▶ Task requirements:
Once every line in the data below has been checked for "settings", give the number of lines that hold it, and only that.

▶ Data for the task:

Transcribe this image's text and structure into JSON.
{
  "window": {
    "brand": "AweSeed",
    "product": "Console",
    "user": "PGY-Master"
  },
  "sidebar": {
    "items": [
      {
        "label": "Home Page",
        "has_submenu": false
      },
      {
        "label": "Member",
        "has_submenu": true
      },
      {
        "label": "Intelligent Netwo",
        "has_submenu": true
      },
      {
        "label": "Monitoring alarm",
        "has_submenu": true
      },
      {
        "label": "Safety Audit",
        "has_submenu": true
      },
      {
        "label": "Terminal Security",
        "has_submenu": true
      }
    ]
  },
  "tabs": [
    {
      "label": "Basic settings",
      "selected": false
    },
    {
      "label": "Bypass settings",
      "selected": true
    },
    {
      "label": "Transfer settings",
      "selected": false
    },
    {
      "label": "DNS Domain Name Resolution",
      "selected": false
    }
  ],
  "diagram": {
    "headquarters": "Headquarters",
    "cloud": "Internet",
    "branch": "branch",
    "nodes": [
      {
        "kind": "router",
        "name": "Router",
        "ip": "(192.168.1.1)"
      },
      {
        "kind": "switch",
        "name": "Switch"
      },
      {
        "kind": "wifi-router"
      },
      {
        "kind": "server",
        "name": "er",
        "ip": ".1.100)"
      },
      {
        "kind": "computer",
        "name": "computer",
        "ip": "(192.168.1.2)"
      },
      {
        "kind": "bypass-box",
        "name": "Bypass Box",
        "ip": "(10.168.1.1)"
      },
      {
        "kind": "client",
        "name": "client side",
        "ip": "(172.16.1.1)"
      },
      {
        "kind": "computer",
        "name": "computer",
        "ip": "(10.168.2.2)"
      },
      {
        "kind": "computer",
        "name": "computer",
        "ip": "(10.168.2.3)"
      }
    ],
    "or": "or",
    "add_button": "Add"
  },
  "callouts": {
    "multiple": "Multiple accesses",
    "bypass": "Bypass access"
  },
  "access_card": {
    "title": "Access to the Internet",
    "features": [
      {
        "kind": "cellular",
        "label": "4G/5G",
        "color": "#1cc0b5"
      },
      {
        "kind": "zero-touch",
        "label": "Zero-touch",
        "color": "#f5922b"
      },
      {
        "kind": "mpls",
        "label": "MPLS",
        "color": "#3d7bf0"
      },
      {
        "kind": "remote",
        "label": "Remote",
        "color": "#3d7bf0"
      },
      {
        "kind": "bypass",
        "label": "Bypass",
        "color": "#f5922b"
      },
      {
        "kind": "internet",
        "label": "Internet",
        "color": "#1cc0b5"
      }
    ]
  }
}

▶ Answer to this problem:
3